Robert Marchenoir January 20, 2011 at 9:27 PM
Of course nobody in the French press challenged the pretense by Ben Ali to create 350 000 jobs overnight.

French "journalists", "intellectuals", "economists" and opposition politicians routinely ask the state to create jobs, as if jobs were created by pressing a magic button on a secret machine in the basement of the Elysée palace.

And ruling politicians are only too happy to oblige, at least in the sense that they keep the myth alive.
According to that august institution, the World Bank, the overall unemployment rate of higher education graduates in Tunisia, was below 5 percent in 1994, and has increased significantly to 23 percent in 2009. Recent graduates face 46 percent unemployment 18 months after graduation. While GDP continues to grow at a rapid rate, Tunisia has not created those good-paying, middle class jobs for college graduates. All this rampant free-marketeering has followed the profits, which clearly do not lead to job growth.
I knew Sherlock Holmes, Mr. Dalrymple. Holmes was a friend of mine. You are no Sherlock Holmes.

The pronouncement of Ben Ali to create tens of thousands of jobs “out of thin air” is nothing out of the ordinary in the Arab world, an area known for shallow economics, mythical cultural traditions and overall general dysfunctionality.

At about the same time Ben Ali’s absurd announcement was being made, the ruler of Kuwait was similarly feeling expansive.

Under the guise of Kuwait’s 50th anniversary of independence, headlines were declaring such bountifulness as:

====“Kuwaiti ruler grants $4 bn, free food to citizens”====

“Each of the 1.12 million native citizens will get 1,000 dinars ($3,572) in cash as well as free essential food items until March 31, 2012, the KUNA news agency cited state minister for cabinet affairs Rudhan al-Rudhan as saying.”

We should remember that at least 80% of Kuwaiti citizens “work” for the government in laughably meaningless jobs.

Give ‘em a desk, a computer, a phone and game applications to while away the hours and, why, everyone’s happy.

Any major Arab corporation or establishment (“major” because ultimately it’s controlled by the government) is a beehive of useless “positions” with grand sounding titles.
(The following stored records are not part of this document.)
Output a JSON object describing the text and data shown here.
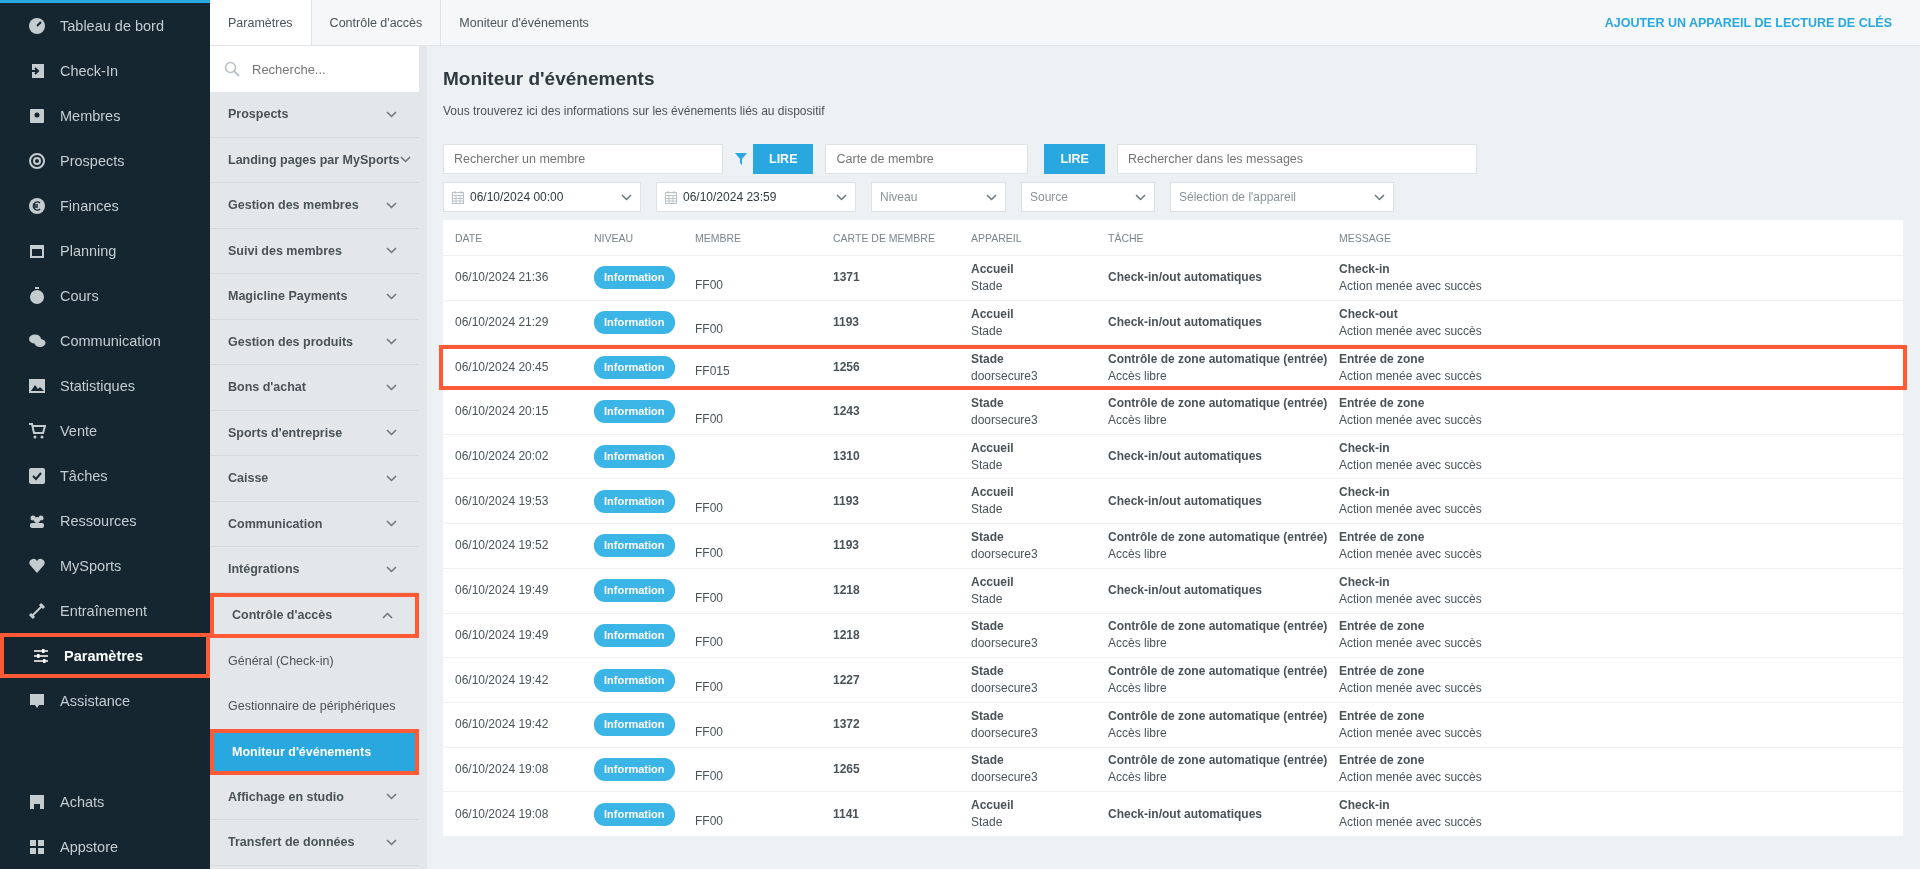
{
  "nav": {
    "items": [
      {
        "label": "Tableau de bord",
        "selected": false,
        "highlighted": false
      },
      {
        "label": "Check-In",
        "selected": false,
        "highlighted": false
      },
      {
        "label": "Membres",
        "selected": false,
        "highlighted": false
      },
      {
        "label": "Prospects",
        "selected": false,
        "highlighted": false
      },
      {
        "label": "Finances",
        "selected": false,
        "highlighted": false
      },
      {
        "label": "Planning",
        "selected": false,
        "highlighted": false
      },
      {
        "label": "Cours",
        "selected": false,
        "highlighted": false
      },
      {
        "label": "Communication",
        "selected": false,
        "highlighted": false
      },
      {
        "label": "Statistiques",
        "selected": false,
        "highlighted": false
      },
      {
        "label": "Vente",
        "selected": false,
        "highlighted": false
      },
      {
        "label": "Tâches",
        "selected": false,
        "highlighted": false
      },
      {
        "label": "Ressources",
        "selected": false,
        "highlighted": false
      },
      {
        "label": "MySports",
        "selected": false,
        "highlighted": false
      },
      {
        "label": "Entraînement",
        "selected": false,
        "highlighted": false
      },
      {
        "label": "Paramètres",
        "selected": true,
        "highlighted": true
      },
      {
        "label": "Assistance",
        "selected": false,
        "highlighted": false
      }
    ],
    "bottom_items": [
      {
        "label": "Achats",
        "selected": false
      },
      {
        "label": "Appstore",
        "selected": false
      }
    ]
  },
  "breadcrumb": [
    "Paramètres",
    "Contrôle d'accès",
    "Moniteur d'événements"
  ],
  "header_action": "AJOUTER UN APPAREIL DE LECTURE DE CLÉS",
  "settings": {
    "search": {
      "placeholder": "Recherche..."
    },
    "sections": [
      {
        "label": "Prospects",
        "expanded": false,
        "highlighted": false
      },
      {
        "label": "Landing pages par MySports",
        "expanded": false,
        "highlighted": false
      },
      {
        "label": "Gestion des membres",
        "expanded": false,
        "highlighted": false
      },
      {
        "label": "Suivi des membres",
        "expanded": false,
        "highlighted": false
      },
      {
        "label": "Magicline Payments",
        "expanded": false,
        "highlighted": false
      },
      {
        "label": "Gestion des produits",
        "expanded": false,
        "highlighted": false
      },
      {
        "label": "Bons d'achat",
        "expanded": false,
        "highlighted": false
      },
      {
        "label": "Sports d'entreprise",
        "expanded": false,
        "highlighted": false
      },
      {
        "label": "Caisse",
        "expanded": false,
        "highlighted": false
      },
      {
        "label": "Communication",
        "expanded": false,
        "highlighted": false
      },
      {
        "label": "Intégrations",
        "expanded": false,
        "highlighted": false
      },
      {
        "label": "Contrôle d'accès",
        "expanded": true,
        "highlighted": true,
        "children": [
          {
            "label": "Général (Check-in)",
            "selected": false,
            "highlighted": false
          },
          {
            "label": "Gestionnaire de périphériques",
            "selected": false,
            "highlighted": false
          },
          {
            "label": "Moniteur d'événements",
            "selected": true,
            "highlighted": true
          }
        ]
      },
      {
        "label": "Affichage en studio",
        "expanded": false,
        "highlighted": false
      },
      {
        "label": "Transfert de données",
        "expanded": false,
        "highlighted": false
      }
    ]
  },
  "page": {
    "title": "Moniteur d'événements",
    "subtitle": "Vous trouverez ici des informations sur les événements liés au dispositif"
  },
  "filters": {
    "member_search": {
      "placeholder": "Rechercher un membre"
    },
    "read_button_1": "LIRE",
    "card_field": {
      "placeholder": "Carte de membre"
    },
    "read_button_2": "LIRE",
    "message_search": {
      "placeholder": "Rechercher dans les messages"
    },
    "date_from": "06/10/2024 00:00",
    "date_to": "06/10/2024 23:59",
    "level_select": {
      "placeholder": "Niveau"
    },
    "source_select": {
      "placeholder": "Source"
    },
    "device_select": {
      "placeholder": "Sélection de l'appareil"
    }
  },
  "table": {
    "columns": [
      "DATE",
      "NIVEAU",
      "MEMBRE",
      "CARTE DE MEMBRE",
      "APPAREIL",
      "TÂCHE",
      "MESSAGE"
    ],
    "rows": [
      {
        "date": "06/10/2024 21:36",
        "level": "Information",
        "member": "FF00",
        "card": "1371",
        "device": "Accueil",
        "device_sub": "Stade",
        "task": "Check-in/out automatiques",
        "message": "Check-in",
        "message_sub": "Action menée avec succès",
        "highlighted": false
      },
      {
        "date": "06/10/2024 21:29",
        "level": "Information",
        "member": "FF00",
        "card": "1193",
        "device": "Accueil",
        "device_sub": "Stade",
        "task": "Check-in/out automatiques",
        "message": "Check-out",
        "message_sub": "Action menée avec succès",
        "highlighted": false
      },
      {
        "date": "06/10/2024 20:45",
        "level": "Information",
        "member": "FF015",
        "card": "1256",
        "device": "Stade",
        "device_sub": "doorsecure3",
        "task": "Contrôle de zone automatique (entrée)",
        "task_sub": "Accès libre",
        "message": "Entrée de zone",
        "message_sub": "Action menée avec succès",
        "highlighted": true
      },
      {
        "date": "06/10/2024 20:15",
        "level": "Information",
        "member": "FF00",
        "card": "1243",
        "device": "Stade",
        "device_sub": "doorsecure3",
        "task": "Contrôle de zone automatique (entrée)",
        "task_sub": "Accès libre",
        "message": "Entrée de zone",
        "message_sub": "Action menée avec succès",
        "highlighted": false
      },
      {
        "date": "06/10/2024 20:02",
        "level": "Information",
        "card": "1310",
        "device": "Accueil",
        "device_sub": "Stade",
        "task": "Check-in/out automatiques",
        "message": "Check-in",
        "message_sub": "Action menée avec succès",
        "highlighted": false
      },
      {
        "date": "06/10/2024 19:53",
        "level": "Information",
        "member": "FF00",
        "card": "1193",
        "device": "Accueil",
        "device_sub": "Stade",
        "task": "Check-in/out automatiques",
        "message": "Check-in",
        "message_sub": "Action menée avec succès",
        "highlighted": false
      },
      {
        "date": "06/10/2024 19:52",
        "level": "Information",
        "member": "FF00",
        "card": "1193",
        "device": "Stade",
        "device_sub": "doorsecure3",
        "task": "Contrôle de zone automatique (entrée)",
        "task_sub": "Accès libre",
        "message": "Entrée de zone",
        "message_sub": "Action menée avec succès",
        "highlighted": false
      },
      {
        "date": "06/10/2024 19:49",
        "level": "Information",
        "member": "FF00",
        "card": "1218",
        "device": "Accueil",
        "device_sub": "Stade",
        "task": "Check-in/out automatiques",
        "message": "Check-in",
        "message_sub": "Action menée avec succès",
        "highlighted": false
      },
      {
        "date": "06/10/2024 19:49",
        "level": "Information",
        "member": "FF00",
        "card": "1218",
        "device": "Stade",
        "device_sub": "doorsecure3",
        "task": "Contrôle de zone automatique (entrée)",
        "task_sub": "Accès libre",
        "message": "Entrée de zone",
        "message_sub": "Action menée avec succès",
        "highlighted": false
      },
      {
        "date": "06/10/2024 19:42",
        "level": "Information",
        "member": "FF00",
        "card": "1227",
        "device": "Stade",
        "device_sub": "doorsecure3",
        "task": "Contrôle de zone automatique (entrée)",
        "task_sub": "Accès libre",
        "message": "Entrée de zone",
        "message_sub": "Action menée avec succès",
        "highlighted": false
      },
      {
        "date": "06/10/2024 19:42",
        "level": "Information",
        "member": "FF00",
        "card": "1372",
        "device": "Stade",
        "device_sub": "doorsecure3",
        "task": "Contrôle de zone automatique (entrée)",
        "task_sub": "Accès libre",
        "message": "Entrée de zone",
        "message_sub": "Action menée avec succès",
        "highlighted": false
      },
      {
        "date": "06/10/2024 19:08",
        "level": "Information",
        "member": "FF00",
        "card": "1265",
        "device": "Stade",
        "device_sub": "doorsecure3",
        "task": "Contrôle de zone automatique (entrée)",
        "task_sub": "Accès libre",
        "message": "Entrée de zone",
        "message_sub": "Action menée avec succès",
        "highlighted": false
      },
      {
        "date": "06/10/2024 19:08",
        "level": "Information",
        "member": "FF00",
        "card": "1141",
        "device": "Accueil",
        "device_sub": "Stade",
        "task": "Check-in/out automatiques",
        "message": "Check-in",
        "message_sub": "Action menée avec succès",
        "highlighted": false
      }
    ]
  }
}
All kinds of directors-generals, planning directors, assistant to the director, assistants to VPs and so on, all with Phds from USC (for some reason, that’s where they all flocked to get their degrees), all basically doing…….nothing.

Where I work, the “Personnel Dept” is populated by at least 2 dozen individuals all of whose “work” could easily be done by one 40 year old female American secretary in her spare time.

The sine qua non of an Arab “establishment” (as they like to call ‘em) is not really the computer; it’s the teacup and related accoutrements.

The intense desire to “modernize” is only rivaled by the even more intense desire to avoid the painful adjustments that have to be made up and down the society in order to achieve this modernization. It ain’t gonna happen. Not in a million years.

What’s scary is that the US is beginning to sound like this too. Everybody talks about “job creation” but as Mr. Dalrymple states, job creation out of what?

The reason there are no jobs in the US (or Tunisia or Egypt etc) is because, lo and behold, there is no WORK. And I don’t see how you can create work without using a pen and paper and ordering it to come into being.
Why is there unemployment?
Isn't there work for everybody?
And is prosperity only or mostly for the rich?
I suppose Theordore Dalrymple supports
supply-side economics.
I don't.

"The main difference is that Ben Ali was a police general before leading the government; Gordon Brown was a university lecturer."

Meaning that neither of them had to successfully operate a hotdog stand, much less a larger, successful commercial enterprise of the kind that keeps people gainfully employed.

The reason they thought they could create jobs is exactly because they've never actually had to. When it's all theory, it's easy. Reality is quite different. Witness President Obama.